Se Gyu Jang

Post Doc
Se Gyu Jang
Bio: 

Se Gyu Jang was born in Seoul, South Korea. He obtained his bachelor’s degree from Hanyang University in Seoul where he studied Chemical Engineering. During undergraduate, he had started his military service in Korea Air Force from 1998 and finally was discharged as a sergeant in 2000.  At graduation in 2003, he got a summa cum laude from Applied Chemical Engineering Department. Then, he decided to move to Korea Advanced institute in Science and Technology (KAIST) located in Deajon, South Korea for his Ph.D. degree. During his Ph.D. course under the supervision of Prof. Seung-Man Yang (http://msfl.kaist.ac.kr), he developed and improved colloidal lithography. He has intensively studied on the localized surface plasmon resonance (LSPR) and surface-enhanced Raman scattering (SERS) of patterned metal-nanostructures fabricated by colloidal lithography. In 2005, he received a scholarship from our government and worked with Ed. Kramer in University of California, Santa Barbara (UCSB) for a year. Under his supervision, he has learned synthesize of block copolymers by living polymerizations such as anionic polymerization and reversible addition-fragmentation chain transfer (RAFT). In 2008, he got a Ph.D. degree from Chemical and Biomolecular Engineering Department in KAIST. Then, he got a scholarship from the Korea Research Foundation again and came back to UCSB as a postdoc in order to broaden his knowledge and experience.
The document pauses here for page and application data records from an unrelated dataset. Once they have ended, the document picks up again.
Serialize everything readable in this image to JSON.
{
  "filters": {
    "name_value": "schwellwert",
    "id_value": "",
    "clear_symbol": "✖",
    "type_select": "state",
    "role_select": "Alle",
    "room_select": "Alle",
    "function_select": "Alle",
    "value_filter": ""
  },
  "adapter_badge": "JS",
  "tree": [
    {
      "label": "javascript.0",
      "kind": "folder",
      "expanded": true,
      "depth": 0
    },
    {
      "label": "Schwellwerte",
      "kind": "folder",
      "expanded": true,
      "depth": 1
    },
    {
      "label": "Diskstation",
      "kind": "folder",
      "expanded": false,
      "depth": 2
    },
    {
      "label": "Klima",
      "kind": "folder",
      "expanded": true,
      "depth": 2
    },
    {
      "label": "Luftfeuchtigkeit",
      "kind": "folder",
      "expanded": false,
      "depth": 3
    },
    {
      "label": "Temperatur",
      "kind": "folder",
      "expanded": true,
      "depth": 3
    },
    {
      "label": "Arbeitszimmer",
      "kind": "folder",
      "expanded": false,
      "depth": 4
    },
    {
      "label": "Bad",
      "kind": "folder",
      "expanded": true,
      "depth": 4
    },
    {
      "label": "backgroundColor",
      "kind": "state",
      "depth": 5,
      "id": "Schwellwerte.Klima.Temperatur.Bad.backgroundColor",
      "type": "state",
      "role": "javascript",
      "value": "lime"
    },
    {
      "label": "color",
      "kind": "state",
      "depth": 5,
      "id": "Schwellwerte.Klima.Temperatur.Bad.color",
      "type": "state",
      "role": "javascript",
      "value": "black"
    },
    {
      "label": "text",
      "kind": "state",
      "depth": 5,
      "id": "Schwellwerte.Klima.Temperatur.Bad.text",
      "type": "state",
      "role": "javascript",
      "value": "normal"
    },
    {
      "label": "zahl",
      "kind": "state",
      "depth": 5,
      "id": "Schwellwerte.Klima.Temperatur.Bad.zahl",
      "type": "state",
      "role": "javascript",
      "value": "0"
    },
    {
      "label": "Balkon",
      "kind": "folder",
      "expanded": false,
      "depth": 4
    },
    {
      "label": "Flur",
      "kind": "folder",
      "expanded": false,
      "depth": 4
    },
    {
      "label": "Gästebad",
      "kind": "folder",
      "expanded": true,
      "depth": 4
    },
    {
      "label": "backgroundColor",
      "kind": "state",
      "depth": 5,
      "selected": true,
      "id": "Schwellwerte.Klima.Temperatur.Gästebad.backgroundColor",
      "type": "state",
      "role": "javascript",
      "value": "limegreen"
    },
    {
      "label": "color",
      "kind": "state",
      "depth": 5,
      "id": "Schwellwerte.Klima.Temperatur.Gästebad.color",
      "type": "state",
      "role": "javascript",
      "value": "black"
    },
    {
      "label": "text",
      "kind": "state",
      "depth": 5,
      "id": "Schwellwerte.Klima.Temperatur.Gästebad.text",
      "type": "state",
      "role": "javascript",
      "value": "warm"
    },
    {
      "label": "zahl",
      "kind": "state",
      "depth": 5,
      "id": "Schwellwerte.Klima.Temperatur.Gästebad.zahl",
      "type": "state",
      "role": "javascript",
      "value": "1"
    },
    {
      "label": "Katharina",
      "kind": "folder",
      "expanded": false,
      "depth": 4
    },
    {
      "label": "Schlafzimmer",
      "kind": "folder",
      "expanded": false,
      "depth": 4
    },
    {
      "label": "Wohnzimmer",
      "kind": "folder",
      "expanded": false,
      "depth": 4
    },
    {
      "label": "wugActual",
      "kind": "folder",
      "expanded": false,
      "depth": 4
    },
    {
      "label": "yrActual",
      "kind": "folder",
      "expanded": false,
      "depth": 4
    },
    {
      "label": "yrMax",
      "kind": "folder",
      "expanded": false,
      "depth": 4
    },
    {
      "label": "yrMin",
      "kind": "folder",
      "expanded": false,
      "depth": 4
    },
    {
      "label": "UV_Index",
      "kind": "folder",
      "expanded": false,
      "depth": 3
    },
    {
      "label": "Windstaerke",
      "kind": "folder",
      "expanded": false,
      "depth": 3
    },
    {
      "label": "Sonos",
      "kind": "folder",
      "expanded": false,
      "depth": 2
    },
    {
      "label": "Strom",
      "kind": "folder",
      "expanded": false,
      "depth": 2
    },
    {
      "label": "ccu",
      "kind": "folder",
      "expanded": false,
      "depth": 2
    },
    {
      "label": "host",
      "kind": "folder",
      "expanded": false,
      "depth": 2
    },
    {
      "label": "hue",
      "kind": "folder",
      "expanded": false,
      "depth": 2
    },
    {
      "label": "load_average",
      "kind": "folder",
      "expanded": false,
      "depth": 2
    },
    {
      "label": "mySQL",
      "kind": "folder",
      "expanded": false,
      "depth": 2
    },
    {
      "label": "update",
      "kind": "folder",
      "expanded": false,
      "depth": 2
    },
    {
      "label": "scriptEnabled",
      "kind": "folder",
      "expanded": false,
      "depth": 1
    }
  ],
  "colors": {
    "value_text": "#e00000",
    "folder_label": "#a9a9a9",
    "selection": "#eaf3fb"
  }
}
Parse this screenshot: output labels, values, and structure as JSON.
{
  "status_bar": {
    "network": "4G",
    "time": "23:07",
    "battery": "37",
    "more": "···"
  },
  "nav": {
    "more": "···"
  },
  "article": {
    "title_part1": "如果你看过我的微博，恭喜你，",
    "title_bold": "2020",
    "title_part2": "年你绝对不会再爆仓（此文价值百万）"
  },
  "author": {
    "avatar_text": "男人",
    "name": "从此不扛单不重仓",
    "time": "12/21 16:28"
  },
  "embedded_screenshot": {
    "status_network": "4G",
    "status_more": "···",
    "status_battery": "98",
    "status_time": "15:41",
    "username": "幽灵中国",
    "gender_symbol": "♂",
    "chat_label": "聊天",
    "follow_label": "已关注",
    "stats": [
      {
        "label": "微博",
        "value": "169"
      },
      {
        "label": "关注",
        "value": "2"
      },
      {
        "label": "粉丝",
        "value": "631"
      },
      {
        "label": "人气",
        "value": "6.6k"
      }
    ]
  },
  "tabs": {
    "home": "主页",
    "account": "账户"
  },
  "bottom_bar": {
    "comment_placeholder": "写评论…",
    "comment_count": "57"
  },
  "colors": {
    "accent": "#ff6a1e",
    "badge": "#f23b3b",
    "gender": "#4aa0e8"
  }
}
Research: 

Colloidal lithography (CL), in which self-assembled colloids are used as masks for fabricating 2-D nanostructures, is a simple and cost-effective alternative lithographic tool of advanced lithographic techniques frequently employed in nanofabrication. A variety of patterns, ranging from several tens nanometers to several micrometers, have been successfully fabricated via selective etching or deposition of metals on bare or modified colloidal masks. We developed simple and cost-effective method for the creation of hexagonally ordered dimple and metal arrays using embedding of colloidal spheres into polymeric thin film.